The European Commission said Friday that Apple is in breach of EU competition law, announcing preliminary findings of an investigation into the company's App Store. The commission outlined concerns raised by an antitrust complaint made by Spotify back in 2019 about Apple's policy for handling in-app payments.
For the past year, the European Union has beenby charging Spotify and other subscription-based companies a 30% fee, often referred to as the "Apple Tax," for in-app purchases. Spotify claimed in its complaint that Apple was stifling competition by charging companies that compete with its own services, in this case Apple Music.
The EU has been trying to establish whether Apple's fees are preventing or dissuading other music streaming services from offering people affordable subscriptions within their own apps. Even though the complaint was brought by Spotify, the EU has also been examining the impact on smaller streaming services, including Deezer and Sound Cloud.
European Competition Commissioner Margrethe Vestager said in a tweet Friday morning that the investigation found "consumers losing out" as a result of Apple's policies. The preliminary findings constitute a Statement of Objections to Apple's behavior and don't equate to a final judgment.
In a statement, Vestager described Apple as a "gatekeeper" because users of iPhones and iPads have no choice but to download apps through the company's own App Store. "By setting strict rules on the App store that disadvantage competing music streaming services, Apple deprives users of cheaper music streaming choices and distorts competition," she said. "This is done by charging high commission fees on each transaction in the App store for rivals and by forbidding them from informing their customers of alternative subscription options."
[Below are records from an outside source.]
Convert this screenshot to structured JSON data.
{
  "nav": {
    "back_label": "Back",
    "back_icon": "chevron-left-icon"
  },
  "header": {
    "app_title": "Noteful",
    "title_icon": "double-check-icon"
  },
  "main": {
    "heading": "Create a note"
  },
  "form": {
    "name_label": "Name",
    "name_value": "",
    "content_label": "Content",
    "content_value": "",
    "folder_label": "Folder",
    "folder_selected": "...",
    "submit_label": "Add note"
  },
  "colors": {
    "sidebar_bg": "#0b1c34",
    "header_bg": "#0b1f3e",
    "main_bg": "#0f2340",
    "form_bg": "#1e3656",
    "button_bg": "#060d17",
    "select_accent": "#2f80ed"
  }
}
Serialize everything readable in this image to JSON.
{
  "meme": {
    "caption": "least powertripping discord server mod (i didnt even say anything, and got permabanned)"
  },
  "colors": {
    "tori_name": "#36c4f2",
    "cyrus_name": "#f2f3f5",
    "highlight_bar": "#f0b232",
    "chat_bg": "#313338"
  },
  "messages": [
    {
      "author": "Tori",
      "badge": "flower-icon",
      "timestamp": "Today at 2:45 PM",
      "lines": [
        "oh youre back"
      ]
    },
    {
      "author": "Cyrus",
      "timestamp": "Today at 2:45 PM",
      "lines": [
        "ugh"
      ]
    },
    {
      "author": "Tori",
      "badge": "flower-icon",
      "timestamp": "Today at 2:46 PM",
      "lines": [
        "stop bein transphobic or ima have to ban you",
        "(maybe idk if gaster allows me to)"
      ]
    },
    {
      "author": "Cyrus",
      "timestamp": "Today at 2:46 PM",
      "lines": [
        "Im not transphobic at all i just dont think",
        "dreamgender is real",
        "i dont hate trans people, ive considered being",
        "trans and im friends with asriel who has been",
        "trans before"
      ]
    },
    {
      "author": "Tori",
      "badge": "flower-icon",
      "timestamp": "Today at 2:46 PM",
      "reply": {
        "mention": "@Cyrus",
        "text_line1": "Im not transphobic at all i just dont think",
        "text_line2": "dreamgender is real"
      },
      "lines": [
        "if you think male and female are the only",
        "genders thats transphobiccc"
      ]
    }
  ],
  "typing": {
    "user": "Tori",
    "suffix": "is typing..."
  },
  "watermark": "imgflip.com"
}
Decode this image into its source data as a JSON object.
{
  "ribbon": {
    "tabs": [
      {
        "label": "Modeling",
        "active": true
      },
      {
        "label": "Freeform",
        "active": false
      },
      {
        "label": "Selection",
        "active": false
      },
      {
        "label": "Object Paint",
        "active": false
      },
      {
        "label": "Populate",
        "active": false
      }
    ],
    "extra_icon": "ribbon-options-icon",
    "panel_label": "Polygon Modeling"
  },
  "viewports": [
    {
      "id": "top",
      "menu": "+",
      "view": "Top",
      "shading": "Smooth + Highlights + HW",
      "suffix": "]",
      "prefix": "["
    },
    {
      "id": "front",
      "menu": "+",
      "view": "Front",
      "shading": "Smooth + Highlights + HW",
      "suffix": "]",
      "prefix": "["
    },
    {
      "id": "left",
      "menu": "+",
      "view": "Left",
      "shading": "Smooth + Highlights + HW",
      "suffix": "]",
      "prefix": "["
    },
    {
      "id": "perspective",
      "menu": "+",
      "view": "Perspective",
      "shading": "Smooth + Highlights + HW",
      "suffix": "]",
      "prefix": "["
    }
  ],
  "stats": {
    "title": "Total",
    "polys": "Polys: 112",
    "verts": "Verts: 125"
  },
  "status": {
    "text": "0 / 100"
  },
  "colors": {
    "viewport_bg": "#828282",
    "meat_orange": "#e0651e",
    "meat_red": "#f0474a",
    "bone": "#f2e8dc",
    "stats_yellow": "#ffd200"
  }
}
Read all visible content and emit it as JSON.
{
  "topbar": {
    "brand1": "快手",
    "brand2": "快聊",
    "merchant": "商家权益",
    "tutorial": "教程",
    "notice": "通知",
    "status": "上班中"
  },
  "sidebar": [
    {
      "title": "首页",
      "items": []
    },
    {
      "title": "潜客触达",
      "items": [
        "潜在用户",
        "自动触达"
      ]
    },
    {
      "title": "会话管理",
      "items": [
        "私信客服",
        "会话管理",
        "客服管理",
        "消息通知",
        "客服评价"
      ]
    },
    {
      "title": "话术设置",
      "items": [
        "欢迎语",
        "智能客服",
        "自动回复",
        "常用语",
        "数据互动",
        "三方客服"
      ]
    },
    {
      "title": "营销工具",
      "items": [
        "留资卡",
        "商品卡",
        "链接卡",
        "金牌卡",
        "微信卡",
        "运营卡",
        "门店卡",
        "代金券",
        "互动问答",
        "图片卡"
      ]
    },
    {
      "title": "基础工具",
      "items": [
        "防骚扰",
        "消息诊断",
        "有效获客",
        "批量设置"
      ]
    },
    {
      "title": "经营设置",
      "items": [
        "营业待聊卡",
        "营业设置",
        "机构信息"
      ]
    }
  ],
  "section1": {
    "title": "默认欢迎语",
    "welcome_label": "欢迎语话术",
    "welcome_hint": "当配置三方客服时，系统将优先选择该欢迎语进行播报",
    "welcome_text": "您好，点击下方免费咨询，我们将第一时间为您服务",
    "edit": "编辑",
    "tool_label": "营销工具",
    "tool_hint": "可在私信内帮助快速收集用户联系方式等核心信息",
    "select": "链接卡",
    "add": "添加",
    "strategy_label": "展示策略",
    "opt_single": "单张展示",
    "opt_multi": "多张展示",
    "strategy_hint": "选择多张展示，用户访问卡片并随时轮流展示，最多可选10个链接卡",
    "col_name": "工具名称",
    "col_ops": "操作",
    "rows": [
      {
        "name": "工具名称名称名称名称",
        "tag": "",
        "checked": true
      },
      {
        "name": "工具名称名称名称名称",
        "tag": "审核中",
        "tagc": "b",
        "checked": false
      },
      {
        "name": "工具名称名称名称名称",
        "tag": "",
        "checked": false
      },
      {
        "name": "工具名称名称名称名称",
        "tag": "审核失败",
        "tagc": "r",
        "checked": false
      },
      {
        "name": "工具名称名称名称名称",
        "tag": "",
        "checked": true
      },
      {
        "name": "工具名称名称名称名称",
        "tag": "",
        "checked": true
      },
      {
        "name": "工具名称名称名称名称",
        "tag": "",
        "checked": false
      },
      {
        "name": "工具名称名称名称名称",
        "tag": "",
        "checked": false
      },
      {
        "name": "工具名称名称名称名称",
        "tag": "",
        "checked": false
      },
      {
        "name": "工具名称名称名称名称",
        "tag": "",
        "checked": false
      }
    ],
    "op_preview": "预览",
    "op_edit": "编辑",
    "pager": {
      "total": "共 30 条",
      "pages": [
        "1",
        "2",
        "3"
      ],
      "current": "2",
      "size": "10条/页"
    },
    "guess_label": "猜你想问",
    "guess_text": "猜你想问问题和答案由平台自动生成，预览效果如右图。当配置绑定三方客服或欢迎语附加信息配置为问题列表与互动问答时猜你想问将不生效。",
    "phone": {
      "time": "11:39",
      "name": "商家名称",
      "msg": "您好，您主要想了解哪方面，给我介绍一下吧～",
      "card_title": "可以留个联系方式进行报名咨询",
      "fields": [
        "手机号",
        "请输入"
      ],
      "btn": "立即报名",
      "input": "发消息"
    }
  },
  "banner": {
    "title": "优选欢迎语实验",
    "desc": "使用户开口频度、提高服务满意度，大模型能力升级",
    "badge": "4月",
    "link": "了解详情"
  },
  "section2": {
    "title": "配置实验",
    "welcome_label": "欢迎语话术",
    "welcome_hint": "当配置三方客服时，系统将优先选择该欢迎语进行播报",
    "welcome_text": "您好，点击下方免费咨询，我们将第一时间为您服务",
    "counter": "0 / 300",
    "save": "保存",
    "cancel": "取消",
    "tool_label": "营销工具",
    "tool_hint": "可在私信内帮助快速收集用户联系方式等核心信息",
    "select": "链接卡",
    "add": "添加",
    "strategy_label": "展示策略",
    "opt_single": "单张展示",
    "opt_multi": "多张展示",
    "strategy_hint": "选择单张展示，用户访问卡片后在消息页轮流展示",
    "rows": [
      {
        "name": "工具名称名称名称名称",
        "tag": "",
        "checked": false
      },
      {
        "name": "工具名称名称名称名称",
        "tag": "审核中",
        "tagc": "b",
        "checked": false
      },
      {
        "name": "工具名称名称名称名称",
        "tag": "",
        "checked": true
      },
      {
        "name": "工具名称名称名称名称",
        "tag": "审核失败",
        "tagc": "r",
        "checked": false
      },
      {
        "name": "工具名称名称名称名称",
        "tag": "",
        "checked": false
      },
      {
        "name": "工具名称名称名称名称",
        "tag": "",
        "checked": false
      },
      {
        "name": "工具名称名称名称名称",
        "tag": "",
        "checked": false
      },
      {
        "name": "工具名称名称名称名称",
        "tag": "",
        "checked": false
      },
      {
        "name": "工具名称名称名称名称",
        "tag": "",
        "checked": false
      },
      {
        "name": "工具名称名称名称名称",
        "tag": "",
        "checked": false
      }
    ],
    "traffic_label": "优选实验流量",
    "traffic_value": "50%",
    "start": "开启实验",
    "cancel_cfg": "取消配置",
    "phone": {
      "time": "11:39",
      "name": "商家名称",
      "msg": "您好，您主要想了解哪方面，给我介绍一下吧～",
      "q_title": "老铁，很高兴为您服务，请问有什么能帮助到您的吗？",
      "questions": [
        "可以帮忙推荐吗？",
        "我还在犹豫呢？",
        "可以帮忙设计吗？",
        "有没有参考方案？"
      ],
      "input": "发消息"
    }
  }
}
Apple will now have an opportunity to respond to the commission's objections ahead of a final judgment on the matter. If it fails to assuage the commission's concerns, it could be slapped with a fine of up to 10% of its annual revenue and be required to change how it applies fees to streaming services, at least within the EU.
Apple protested Friday's announcement, saying that the commission's argument on Spotify's behalf was "the opposite of fair competition." In a statement, a spokesman for Apple said the company is proud of the role it's played in helping Spotify become the largest global music streaming service and said Spotify doesn't pay commission on more than 99% of its subscribers and pays only 15% commission on the remaining subscribers acquired through the App Store.
"At the core of this case is Spotify's demand they should be able to advertise alternative deals on their iOS app, a practice that no store in the world allows," said Apple. "Once again, they want all the benefits of the App Store but don't think they should have to pay anything for that."
For Apple, this isn't the first run-in with Europe's Competition Commission or Vestager. In 2016, Apple CEO Tim Cook responded to a handed out by Vestager by calling it " ."
Following the announcement, Spotify's CEO Daniel Ek tweeted, "We are one step closer to creating a level playing field."
In a further statement Spotify's head of global affairs and chief legal officer, Horacio Gutierrez, said that ensuring the iOS platform operates fairly is "an urgent task with far-reaching implications."
"The European Commission's Statement of Objections is a critical step toward holding Apple accountable for its anticompetitive behavior, ensuring meaningful choice for all consumers and a level playing field for app developers," Gutierrez said.
It'll likely be at least another year before the commission announces whether formal charges and a subsequent penalty will be issued. When wealthy tech companies break EU competition law, fines can stretch into, as has been the case with Google in the past few years. If the commission decides Apple has broken competition law and a fine is issued, the company will be able to appeal the decision.